*Exercise brief:*
From the listing below, work out how many lines contain "state"; the answer is that number and nothing more.

=====

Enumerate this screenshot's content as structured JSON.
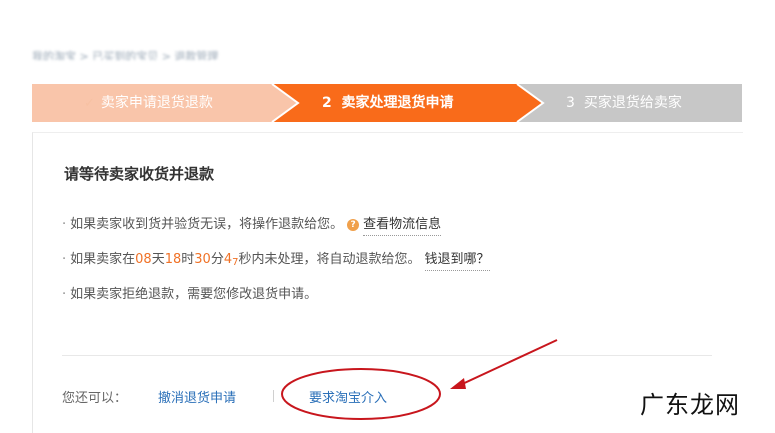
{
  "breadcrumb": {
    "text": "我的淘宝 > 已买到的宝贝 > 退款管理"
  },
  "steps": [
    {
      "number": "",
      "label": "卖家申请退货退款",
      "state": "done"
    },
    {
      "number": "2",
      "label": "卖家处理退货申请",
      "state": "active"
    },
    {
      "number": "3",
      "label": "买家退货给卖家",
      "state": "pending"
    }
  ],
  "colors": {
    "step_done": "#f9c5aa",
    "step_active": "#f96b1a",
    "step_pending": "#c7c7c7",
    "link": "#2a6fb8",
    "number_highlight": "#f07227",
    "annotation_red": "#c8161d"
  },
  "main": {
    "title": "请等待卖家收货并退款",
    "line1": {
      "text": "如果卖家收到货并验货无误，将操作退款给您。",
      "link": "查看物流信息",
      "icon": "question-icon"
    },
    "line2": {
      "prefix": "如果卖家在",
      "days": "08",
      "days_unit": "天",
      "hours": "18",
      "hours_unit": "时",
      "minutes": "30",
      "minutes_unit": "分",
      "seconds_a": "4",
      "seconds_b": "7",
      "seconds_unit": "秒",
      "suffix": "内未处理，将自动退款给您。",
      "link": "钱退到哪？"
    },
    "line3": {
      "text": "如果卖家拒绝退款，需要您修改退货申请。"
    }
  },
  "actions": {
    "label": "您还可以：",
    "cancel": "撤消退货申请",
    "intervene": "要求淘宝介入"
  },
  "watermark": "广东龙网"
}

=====

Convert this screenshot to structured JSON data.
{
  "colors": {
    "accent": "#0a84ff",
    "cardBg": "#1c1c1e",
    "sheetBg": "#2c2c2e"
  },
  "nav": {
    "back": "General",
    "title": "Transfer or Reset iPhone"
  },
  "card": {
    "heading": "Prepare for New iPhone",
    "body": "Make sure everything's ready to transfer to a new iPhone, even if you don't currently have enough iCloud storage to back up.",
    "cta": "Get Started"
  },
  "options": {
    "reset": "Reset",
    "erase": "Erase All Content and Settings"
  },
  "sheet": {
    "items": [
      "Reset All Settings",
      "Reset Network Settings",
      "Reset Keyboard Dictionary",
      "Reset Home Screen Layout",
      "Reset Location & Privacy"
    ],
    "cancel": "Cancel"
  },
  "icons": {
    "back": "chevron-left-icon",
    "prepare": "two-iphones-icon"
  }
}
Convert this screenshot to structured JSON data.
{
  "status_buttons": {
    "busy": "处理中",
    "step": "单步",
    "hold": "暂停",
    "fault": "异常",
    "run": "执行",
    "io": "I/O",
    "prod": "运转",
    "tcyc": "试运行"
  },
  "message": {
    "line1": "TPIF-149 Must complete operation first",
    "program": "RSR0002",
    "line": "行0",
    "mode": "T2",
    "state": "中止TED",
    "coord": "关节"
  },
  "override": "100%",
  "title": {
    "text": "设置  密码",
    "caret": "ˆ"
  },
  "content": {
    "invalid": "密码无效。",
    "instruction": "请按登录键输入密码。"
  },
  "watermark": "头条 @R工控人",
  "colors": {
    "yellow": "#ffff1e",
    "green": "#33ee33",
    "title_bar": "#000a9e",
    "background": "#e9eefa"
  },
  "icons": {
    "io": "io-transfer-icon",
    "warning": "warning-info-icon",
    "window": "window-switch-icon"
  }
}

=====

*Solution to the problem:*
4